It costs more to install a signalised pedestrian crossing in Auckland than to build a spanking new four-bedroom home.
A Herald investigation has found Auckland Transport (AT) is spending on average $470,000 to install 27 new crossings as part of a road safety programme.
But while AT is chewing through nearly $500,000 of public money to install each new crossing, in the private sector G.J. Gardner Homes can deliver the Kiwi dream of a new home for $365,000.
The price does not include the land, but on a flat section, G.J. Gardner Homes said it can build a 153sq m home with four bedrooms, two bathrooms, and double garage.
For $485,000 - about the average price of a crossing - the country’s largest builder can deliver a more upmarket 180sq m family home with three bedrooms, two bathrooms, a kitchen with a walk-in pantry, a theatre room, and a double garage.
But AT is defending the costs, saying they relate to “signalised” crossing which are much more expensive, and include factors “beyond installation” such as investigation, design, community consultation, traffic management plans, street lighting and construction.
“While they are more expensive, they are necessary and save lives in areas where there is a high safety risk, for example near schools or other busy areas,” AT’s executive general manager Integrated Networks, Mark Lambert, said
In response to a Local Government Official Information and Meetings Act request, AT said it is in the process of building 27 new crossings as part of its road safety programme and Vision Zero Strategy, at a cost of $12.7 million.
The 27 new crossings are being built over two financial years. In the first year, 12 were built and in this financial year to the end of June 2024, four are under construction and 11 more are planned. Several new crossings are outside schools.
Three of the crossings are being installed every few hundred metres on East Coast Rd in the North Shore suburb of Forrest Hill.
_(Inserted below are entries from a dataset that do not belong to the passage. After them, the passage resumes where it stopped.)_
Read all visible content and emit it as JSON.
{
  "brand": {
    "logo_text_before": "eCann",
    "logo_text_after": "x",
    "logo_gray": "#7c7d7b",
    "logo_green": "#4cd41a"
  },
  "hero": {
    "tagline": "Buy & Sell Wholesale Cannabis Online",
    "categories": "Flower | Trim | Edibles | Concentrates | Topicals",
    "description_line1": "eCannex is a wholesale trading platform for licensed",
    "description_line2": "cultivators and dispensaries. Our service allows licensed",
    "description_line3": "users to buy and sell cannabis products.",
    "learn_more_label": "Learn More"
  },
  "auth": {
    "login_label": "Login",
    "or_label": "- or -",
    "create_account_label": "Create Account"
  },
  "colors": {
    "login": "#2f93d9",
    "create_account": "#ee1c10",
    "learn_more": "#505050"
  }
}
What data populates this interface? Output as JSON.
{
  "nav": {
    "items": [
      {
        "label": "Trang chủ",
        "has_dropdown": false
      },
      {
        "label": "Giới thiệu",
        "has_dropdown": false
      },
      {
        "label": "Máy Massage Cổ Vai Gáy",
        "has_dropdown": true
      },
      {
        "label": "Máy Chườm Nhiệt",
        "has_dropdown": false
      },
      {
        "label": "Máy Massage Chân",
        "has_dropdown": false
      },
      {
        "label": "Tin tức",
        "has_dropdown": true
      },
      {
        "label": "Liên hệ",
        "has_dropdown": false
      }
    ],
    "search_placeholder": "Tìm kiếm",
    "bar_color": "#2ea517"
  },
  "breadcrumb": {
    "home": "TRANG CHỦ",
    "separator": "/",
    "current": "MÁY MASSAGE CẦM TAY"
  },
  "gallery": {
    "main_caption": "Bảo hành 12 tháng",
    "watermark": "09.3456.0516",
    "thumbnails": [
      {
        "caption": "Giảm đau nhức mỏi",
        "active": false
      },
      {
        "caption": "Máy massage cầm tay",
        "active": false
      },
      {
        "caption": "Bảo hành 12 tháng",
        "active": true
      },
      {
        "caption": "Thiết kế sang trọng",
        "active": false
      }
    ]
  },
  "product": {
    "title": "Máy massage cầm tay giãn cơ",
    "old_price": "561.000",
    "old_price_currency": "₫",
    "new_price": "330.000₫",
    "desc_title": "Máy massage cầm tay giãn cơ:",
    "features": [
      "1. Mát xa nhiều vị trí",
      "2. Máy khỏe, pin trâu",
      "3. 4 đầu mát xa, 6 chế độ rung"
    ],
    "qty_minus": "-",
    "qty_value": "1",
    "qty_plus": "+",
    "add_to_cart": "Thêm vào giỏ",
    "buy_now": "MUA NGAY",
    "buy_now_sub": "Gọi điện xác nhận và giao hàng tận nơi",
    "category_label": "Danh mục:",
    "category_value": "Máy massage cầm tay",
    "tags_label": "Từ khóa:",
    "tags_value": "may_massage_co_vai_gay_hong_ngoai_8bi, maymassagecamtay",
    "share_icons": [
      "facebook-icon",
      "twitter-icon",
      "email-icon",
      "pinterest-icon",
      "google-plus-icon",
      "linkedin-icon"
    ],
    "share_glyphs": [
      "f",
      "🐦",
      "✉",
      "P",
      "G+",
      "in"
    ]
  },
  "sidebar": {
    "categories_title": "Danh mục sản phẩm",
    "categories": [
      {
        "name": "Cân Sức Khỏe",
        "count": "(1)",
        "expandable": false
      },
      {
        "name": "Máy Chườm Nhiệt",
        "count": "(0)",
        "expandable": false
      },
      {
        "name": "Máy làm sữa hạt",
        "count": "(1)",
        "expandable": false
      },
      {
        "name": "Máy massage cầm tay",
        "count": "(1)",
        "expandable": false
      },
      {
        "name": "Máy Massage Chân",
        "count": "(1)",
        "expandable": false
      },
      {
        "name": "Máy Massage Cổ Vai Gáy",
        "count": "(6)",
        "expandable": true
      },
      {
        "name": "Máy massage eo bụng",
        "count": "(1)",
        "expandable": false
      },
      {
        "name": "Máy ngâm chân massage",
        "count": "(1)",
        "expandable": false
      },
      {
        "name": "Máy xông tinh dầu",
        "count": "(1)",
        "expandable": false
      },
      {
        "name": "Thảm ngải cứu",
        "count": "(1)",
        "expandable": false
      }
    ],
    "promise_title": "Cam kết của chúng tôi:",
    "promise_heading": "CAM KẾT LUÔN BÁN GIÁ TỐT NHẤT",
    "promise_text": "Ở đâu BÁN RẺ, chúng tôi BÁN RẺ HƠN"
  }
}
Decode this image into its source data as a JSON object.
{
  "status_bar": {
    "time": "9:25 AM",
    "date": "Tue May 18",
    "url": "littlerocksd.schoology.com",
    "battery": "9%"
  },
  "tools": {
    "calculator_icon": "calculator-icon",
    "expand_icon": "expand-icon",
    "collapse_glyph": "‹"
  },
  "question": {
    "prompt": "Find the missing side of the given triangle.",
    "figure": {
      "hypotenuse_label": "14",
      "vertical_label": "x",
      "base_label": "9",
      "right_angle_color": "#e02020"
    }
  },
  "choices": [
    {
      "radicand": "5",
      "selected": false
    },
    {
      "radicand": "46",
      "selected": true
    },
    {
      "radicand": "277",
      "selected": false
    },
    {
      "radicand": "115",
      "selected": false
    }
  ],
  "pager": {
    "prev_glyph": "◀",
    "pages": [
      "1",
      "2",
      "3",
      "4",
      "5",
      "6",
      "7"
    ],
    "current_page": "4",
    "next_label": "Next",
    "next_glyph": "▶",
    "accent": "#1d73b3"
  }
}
Local resident Andrew Stevenson told the Herald last month it seemed like “overkill” and unnecessarily expensive when a painted zebra crossing would do.
The Herald has been seeking comment from AT since Friday morning on why it costs as much to install a signalised pedestrian crossing as it does to build a new house, and a breakdown of the costs, and has not received a response.
Mayor Wayne Brown, who has called for a complete change in approach at AT, said the cost of new pedestrian crossings was “unjustifiable”.
Brown said there are much cheaper options and better decision-making was needed about where new crossings are installed.
“I will be proposing a budget [next year] that removes funding for such wasteful spending,” he said.
The prevalence and cost of new pedestrian crossings have caught the attention of National’s transport spokesman Simeon Brown, who last year stopped plans by AT to install a $450,000 raised pedestrian crossing in his Pakuranga electorate on Pakuranga Rd.
Brown, tipped to be Minister of Transport and Auckland issues, labelled it “crazy” and promised to slash $3 billion from road safety programmes to spend on new roads.
NZ First is also keen to axe the costly Road to Zero safety programme that has not met AT’s targets of reducing deaths and serious injuries in the past two years. AT set a target of no more than 537 deaths and serious injuries (DSI) on Auckland roads in 2022. The result was 649 DSI.
AT defended the failure to meet the targets, saying it knows from international experience that cities with bold Vision Zero goals perform better than places that have not set ambitious targets.
In May, the Herald reported AT spent $346,000 on a raised light-controlled pedestrian crossing on Williamson Ave in Grey Lynn. Faulty work was picked up during construction but it took seven months before the problems were fixed, causing more disruption.
Bernard Orsman is an Auckland-based reporter who has been covering local government and transport since 1998. He joined the Herald in 1990 and worked in the parliamentary press gallery for six years.